Collin McHugh never had his best stuff tonight, so if Buchholz was strong, the Astros were in trouble.  Despite that, McHugh battled, twice recording three outs with runners in scoring position and runs having scored in the inning.  The Astros really needed to bounce back early, and when Luis Valbuena hit a ground-rule double to LF and went to third on a grounder, he really needed to be brought home.  Not to be, as Colby Rasmus and Jon Singleton with struck out to end the frame.

Man of the Match:
The various commentators (both radio and TV) have talked about Luis Valbuena a fair bit recently.  His all-or-nothing approach is well described by his .201/.281/.440 stat line.  He seems to be demonstrating more of a line-drive swing lately.  Tonight, he was good, going 2-4 and recording the only RBI and only extra-base hit for the Astros.  Combined with his solid defence, the Dexter Fowler swap has helped the Astros a lot (and also helped the Cubs).

Goat of the Game:
Toss up here between McHugh (5.1 IP, 4R, 3ER, 12 baserunners and only one strikeout) and Colby Rasmus (0-4, 3K).  Rasmus hasn't been well, but someone needs to stand up with Springer out, and Altuve getting hot leading off, and Marisnick, Rasmus and Tucker all working their OBP up a little would go a long way toward that happening.

On the Morrow:
Another day game, and another tough matchup for the Astros, who have struggled against Lefties all season.  Note is made that Domingo Santana was optioned for Handsome Jake Marisnick earlier today, so a righty corner outfielder with power has been replaced by a versatile righty outfielder with speed.  This will also be a big test for Lance McCullers, especially since the youthful top of the lineup is raking for Boston, and the veteran threats in the middle of the lineup are always umm... veteran threats.

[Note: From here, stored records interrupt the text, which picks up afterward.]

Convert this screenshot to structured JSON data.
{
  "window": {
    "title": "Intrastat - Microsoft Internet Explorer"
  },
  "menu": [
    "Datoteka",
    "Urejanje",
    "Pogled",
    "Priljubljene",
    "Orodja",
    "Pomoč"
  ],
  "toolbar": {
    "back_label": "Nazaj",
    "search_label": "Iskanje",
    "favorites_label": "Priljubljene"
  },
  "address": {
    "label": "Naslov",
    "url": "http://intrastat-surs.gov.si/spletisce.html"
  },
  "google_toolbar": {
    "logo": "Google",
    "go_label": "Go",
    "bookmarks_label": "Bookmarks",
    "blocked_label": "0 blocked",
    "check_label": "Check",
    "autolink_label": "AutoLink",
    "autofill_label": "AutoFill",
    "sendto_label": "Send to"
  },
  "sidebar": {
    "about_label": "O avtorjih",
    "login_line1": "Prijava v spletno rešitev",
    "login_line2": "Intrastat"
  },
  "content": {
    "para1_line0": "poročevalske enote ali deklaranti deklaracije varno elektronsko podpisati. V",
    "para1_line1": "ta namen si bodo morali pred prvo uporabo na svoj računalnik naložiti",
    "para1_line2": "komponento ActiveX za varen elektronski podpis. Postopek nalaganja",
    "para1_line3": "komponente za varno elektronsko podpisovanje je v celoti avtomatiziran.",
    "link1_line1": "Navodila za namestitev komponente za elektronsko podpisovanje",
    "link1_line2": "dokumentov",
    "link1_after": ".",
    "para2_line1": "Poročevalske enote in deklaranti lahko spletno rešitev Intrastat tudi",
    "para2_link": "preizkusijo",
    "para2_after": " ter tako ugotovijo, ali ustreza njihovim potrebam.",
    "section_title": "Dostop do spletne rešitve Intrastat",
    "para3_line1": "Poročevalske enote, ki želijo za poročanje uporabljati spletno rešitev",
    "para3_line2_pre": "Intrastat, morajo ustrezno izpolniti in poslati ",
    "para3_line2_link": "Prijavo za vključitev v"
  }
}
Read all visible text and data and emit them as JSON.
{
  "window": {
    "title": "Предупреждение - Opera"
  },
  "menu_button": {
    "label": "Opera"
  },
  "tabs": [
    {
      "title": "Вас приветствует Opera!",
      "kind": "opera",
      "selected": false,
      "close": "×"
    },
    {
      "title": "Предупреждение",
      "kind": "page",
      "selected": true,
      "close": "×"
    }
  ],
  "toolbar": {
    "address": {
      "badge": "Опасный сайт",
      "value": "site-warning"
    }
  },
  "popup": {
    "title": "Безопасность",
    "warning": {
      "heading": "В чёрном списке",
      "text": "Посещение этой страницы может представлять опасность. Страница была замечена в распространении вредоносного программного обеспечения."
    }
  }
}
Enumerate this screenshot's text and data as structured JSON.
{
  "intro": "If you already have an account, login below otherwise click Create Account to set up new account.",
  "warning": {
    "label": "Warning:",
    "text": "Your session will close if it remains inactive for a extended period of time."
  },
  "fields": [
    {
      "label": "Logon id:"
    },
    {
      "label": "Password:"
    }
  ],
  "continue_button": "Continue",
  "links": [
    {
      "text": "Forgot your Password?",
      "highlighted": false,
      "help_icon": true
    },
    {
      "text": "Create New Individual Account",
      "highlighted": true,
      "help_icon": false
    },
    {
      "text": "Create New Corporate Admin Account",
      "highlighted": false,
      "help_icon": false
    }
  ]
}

Lance McCullers (4-2, 2.19) versus Eduardo Rodriguez (4-2, 3.92)

1:35 Eastern, 12:35 Central.